● What you are asked to do: Copy each line from the records below in which the word "können" is found.

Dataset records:

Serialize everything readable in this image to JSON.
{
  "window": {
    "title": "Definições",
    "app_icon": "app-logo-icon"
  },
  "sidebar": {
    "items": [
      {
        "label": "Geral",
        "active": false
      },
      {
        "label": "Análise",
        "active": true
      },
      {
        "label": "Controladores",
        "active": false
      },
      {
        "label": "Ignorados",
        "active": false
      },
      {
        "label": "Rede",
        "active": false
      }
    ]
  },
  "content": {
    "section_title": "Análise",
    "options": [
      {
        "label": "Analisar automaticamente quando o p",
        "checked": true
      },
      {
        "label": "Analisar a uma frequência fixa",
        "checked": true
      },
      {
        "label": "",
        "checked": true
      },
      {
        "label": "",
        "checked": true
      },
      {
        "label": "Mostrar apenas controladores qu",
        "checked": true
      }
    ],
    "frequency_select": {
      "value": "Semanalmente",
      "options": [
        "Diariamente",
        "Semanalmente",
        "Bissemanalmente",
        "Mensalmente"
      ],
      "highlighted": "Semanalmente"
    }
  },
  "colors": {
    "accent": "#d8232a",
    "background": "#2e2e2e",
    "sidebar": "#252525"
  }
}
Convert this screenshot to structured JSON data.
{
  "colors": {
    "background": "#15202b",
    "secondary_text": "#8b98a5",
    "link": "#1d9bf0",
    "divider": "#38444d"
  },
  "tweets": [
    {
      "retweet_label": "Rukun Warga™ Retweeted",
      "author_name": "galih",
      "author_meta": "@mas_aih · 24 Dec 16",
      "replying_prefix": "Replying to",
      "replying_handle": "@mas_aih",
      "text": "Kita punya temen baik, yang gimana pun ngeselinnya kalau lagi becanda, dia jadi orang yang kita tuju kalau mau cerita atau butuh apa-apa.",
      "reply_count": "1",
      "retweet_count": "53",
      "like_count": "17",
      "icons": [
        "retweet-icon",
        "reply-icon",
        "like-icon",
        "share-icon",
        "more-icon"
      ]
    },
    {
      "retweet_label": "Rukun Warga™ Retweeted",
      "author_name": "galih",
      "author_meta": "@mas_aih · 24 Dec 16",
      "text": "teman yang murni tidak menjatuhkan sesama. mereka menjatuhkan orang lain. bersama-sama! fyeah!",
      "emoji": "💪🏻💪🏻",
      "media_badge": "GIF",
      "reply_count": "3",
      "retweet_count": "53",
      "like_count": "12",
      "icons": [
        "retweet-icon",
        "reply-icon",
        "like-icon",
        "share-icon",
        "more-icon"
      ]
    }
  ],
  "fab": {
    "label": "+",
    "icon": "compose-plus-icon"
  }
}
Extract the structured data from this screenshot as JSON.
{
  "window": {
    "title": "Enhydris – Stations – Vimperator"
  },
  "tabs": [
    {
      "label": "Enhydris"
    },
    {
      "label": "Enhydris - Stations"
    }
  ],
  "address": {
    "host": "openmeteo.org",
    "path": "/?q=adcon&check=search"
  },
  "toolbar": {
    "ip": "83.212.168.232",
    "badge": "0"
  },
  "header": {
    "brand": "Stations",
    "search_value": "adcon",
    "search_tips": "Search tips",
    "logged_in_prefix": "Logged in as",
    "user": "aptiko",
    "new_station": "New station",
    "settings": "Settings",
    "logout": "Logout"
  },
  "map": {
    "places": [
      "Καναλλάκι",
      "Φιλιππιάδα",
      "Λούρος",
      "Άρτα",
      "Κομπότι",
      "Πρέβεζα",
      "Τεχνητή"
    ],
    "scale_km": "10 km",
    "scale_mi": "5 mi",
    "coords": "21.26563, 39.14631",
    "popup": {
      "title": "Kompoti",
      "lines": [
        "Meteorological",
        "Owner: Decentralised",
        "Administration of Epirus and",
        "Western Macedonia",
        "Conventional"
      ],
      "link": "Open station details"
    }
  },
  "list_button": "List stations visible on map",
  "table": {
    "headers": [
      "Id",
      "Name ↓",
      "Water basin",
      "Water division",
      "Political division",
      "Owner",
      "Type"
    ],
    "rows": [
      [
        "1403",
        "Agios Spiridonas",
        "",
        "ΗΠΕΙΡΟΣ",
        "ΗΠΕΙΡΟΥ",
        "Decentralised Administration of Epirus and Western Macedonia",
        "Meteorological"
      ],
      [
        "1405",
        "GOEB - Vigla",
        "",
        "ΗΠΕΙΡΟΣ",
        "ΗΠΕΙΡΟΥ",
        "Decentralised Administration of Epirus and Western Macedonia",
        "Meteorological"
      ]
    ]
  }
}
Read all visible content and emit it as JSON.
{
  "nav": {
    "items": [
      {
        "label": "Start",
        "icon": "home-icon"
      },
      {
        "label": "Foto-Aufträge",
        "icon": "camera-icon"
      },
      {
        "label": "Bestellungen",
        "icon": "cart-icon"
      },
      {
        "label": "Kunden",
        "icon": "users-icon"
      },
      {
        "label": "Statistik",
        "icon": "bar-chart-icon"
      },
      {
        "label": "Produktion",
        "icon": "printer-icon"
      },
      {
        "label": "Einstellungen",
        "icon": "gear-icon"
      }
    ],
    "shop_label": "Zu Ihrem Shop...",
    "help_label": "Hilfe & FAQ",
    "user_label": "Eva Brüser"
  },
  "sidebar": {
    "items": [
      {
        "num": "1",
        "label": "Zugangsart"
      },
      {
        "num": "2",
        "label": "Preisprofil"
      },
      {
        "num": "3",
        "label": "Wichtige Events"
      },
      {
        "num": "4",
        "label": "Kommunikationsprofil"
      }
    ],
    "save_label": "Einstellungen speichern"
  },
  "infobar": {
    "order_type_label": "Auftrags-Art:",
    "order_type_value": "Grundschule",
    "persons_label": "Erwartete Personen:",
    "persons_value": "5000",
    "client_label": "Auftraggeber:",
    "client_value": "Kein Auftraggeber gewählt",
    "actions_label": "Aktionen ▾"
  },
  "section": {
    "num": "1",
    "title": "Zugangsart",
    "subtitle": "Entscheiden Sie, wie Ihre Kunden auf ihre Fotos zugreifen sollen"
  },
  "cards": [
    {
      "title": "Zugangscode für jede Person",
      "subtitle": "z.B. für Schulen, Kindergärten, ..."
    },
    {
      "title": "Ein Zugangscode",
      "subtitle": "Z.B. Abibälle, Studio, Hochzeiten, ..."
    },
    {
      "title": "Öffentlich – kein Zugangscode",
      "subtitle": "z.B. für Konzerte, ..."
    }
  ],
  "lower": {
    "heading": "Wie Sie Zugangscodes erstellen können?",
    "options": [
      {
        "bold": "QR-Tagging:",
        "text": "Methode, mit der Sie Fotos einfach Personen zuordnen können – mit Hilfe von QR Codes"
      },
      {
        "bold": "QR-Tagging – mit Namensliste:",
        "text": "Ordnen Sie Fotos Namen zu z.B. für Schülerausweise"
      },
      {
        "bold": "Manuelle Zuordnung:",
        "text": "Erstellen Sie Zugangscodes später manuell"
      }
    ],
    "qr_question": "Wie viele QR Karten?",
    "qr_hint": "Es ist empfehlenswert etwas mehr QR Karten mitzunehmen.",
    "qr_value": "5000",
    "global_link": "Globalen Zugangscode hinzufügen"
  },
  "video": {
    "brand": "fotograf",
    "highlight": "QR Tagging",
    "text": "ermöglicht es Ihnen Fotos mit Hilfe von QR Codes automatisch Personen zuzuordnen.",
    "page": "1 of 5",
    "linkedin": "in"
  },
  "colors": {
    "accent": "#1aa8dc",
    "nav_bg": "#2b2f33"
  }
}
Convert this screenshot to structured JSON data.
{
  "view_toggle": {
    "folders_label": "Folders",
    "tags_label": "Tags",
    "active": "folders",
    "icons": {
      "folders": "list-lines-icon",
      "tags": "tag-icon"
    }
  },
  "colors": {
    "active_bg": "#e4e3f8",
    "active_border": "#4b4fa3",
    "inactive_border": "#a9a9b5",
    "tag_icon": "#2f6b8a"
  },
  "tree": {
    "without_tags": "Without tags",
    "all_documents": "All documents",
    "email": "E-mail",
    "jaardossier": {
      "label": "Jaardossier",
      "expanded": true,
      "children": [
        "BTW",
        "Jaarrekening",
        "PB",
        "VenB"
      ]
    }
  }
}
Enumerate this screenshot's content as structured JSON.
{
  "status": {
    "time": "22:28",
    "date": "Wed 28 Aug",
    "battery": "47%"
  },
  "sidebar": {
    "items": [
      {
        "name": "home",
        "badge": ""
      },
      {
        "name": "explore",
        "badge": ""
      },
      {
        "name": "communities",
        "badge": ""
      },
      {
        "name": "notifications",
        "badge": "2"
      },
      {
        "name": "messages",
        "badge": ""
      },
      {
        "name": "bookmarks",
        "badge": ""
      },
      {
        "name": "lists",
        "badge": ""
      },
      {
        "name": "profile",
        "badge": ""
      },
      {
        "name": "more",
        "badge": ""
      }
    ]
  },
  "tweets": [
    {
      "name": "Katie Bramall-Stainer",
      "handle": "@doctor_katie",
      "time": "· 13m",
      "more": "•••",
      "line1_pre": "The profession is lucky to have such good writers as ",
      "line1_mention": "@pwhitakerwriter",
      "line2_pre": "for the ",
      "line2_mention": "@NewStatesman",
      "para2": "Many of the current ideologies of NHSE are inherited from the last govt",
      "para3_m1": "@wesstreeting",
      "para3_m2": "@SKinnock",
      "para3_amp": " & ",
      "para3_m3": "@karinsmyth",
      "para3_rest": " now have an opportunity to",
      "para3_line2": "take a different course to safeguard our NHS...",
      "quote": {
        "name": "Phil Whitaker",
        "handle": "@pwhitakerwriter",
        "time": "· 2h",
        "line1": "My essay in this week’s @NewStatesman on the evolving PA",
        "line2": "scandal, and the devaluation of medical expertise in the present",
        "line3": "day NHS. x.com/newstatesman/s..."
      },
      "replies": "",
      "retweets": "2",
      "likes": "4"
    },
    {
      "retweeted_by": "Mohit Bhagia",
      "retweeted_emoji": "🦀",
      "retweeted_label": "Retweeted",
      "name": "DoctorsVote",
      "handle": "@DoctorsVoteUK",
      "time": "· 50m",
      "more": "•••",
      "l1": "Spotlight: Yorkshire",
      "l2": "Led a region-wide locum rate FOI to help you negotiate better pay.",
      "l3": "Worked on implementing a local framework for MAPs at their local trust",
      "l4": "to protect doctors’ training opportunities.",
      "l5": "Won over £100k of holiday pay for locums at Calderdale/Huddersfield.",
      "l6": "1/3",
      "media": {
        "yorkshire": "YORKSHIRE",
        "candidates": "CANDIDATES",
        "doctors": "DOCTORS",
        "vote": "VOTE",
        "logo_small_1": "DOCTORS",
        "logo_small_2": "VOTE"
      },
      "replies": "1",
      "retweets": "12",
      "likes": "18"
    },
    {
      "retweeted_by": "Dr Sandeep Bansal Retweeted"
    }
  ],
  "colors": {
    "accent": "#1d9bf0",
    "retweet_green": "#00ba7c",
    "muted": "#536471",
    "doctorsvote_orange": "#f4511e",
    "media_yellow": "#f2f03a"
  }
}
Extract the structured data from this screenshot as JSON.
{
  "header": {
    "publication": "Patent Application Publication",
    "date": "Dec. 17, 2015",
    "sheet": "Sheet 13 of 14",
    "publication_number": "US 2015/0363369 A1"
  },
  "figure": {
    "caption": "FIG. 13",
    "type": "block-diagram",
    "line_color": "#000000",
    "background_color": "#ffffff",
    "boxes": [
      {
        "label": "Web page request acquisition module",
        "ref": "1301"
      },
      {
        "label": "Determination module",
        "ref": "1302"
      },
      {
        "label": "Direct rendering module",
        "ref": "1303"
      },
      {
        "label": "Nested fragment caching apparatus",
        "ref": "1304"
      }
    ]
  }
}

● Result:
    "heading": "Wie Sie Zugangscodes erstellen können?",
        "text": "Methode, mit der Sie Fotos einfach Personen zuordnen können – mit Hilfe von QR Codes"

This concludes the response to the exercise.